"I drop my trousers and piss on the king!"
Chaotic Stupid is yet another of the "stupid" alignments. Where Lawful Stupid characters adhere to a restrictive code of conduct beyond the point of reason, Chaotic Stupid characters are marked by their refusal to abide by any kind of code whatsoever, even when it would be reasonable to do so. Some Chaotic Stupid characters take this even further, and will actively break whatever the local laws and customs are, because "I'm chaotic, tee hee!" Another common symptom is mistaking "chaotic" for "whatever random action pops into my head", leading to the synonym of randumb. This provides a criterion for distinguishing Chaotic Stupid from Stupid Evil -- a Stupid Evil character will take actions to cause harm, while a Chaotic Stupid character will just act out.
- Kender. They are "Chaotic Stupid: The Species", as they steal anything that isn't nailed down, and then have the temerity to giggle and act cute about it.
- The Xaositects of Planescape are a social faction dedicated to the philosophy that there is no purpose to the multiverse besides pure chaotic whim, so don't make plans and just do whatever the hell you feel like. In other words, a group for whom Chaotic Stupid is basically the explicitly recommended course. Tend to attract hate from DMs only matched by Kender.
- In a rare example of Chaotic Stupid not being a totally bad thing, Chaos and the Orks from Warhammer 40,000 (and the Orcs and Goblins of Warhammer Fantasy Battle) can exhibit some of this when their own chaotic natures cause them to fight among themselves and collapse any army that threatens the status quo.
- Also Deadpool, but he has a good excuse in that he's completely insane. He also subverts this many times.
- Second edition AD&D described Chaotic Neutral exactly like this. Seriously. Third edition had to specifically revoke this description, making it similar to the problem of Stupid Neutral.
- Malkavians in Vampire: The Masquerade are prone to being played like this because every member of the clan is driven irreparably and uniquely insane upon being turned into a vampire. This has led to the term "Fishmalks" in the community, after one particularly infamous Malkavian PC and art where one was kissing a fish.
- Olive Ruskettle, a female halfling thief from the Forgotten Realms. She stole the name of a famous bard so she could try and usurp his reputation, despite the fact she's a rogue and not a bard (and is in fact described as being "too chaotic to become one"!), feels that "any constraints are too many", dislikes and enjoys picking on anyone who holds strong but narrow beliefs and views (Lawful alignment, devout religious or moral codes, etc), with a particular dislike of paladins, and is generally stated as being irrepressible, impetuous, and completely lacking in foresight.

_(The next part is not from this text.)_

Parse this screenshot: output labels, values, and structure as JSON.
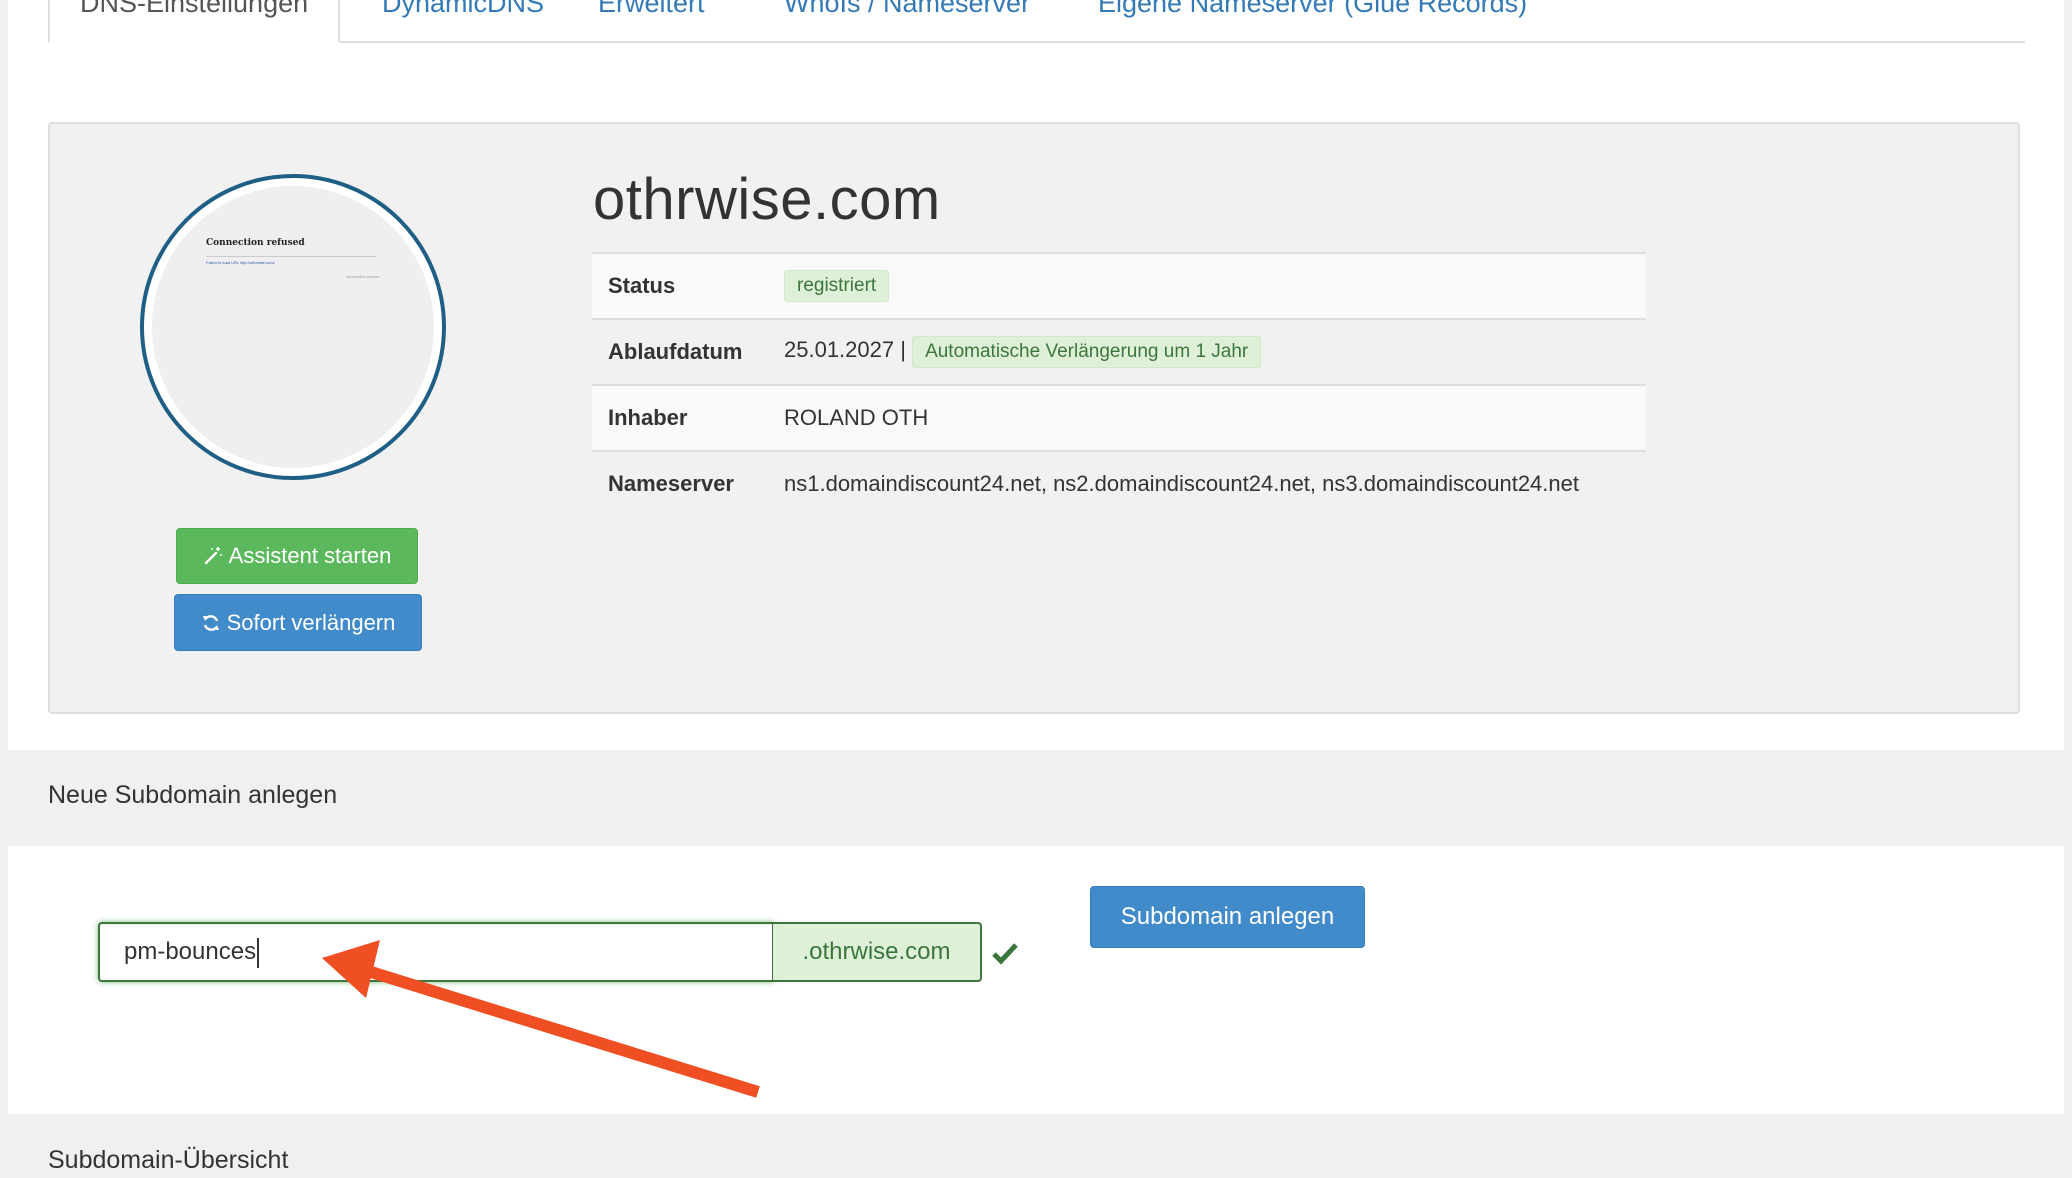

- "Katy t3h PeNgU1N oF d00m", the supposed author of an old (first seen 2006 or so) 4chan copypasta.
- Charlie Kelly from Its Always Sunny in Philadelphia, specifically the episode "The Gang Solves the Gas Crisis". Upon being told that he was the "wild card" of the gang, he uses this role as a justification for increasingly erratic behavior, culminating in him cutting the brakes of the van they were in for no other reason than "Wild Card, bitches!"
How to be Chaotic without being Stupid
As any alignment thread on /tg/ will show you, defining the "Lawful/Chaotic" axis in a way that is totally orthogonal to "Good/Evil" is very tricky. There is also the matter that any sane character will have some internal code of conduct, so it is not possible to define Lawful as "follows some laws, any laws" and Chaotic as "follows no laws whatsoever". One potentially useful interpretation of that axis that can avoid stupidity or strawmen is to think of Lawful as emphasizing working "by-the-book" for the whole (with the nature of that book separating Lawful Good from Lawful Evil), and Chaotic as emphasizing individual freedom to achieve one's own desires (with the nature of those desires separating Chaotic Good from Chaotic Evil). A way to be Chaotic without being Stupid, therefore, is to determine the character's goals, and have them achieve those goals by whatever method they think is best. This might mean following the rules, if playing nice with the Paladin to stay out of jail is a prerequisite for that goal, but if breaking a few laws is what it takes, then so be it.
As far as that lawful neutral (or hopefully not stupid) guy in the party? Remember, you can find something to like about that character too. We're past the days where alignments only hung around with each other. Make a friend. Don't be uptight about chaos. It's not like you're forbidden by a code of conduct to have lawful friends, right?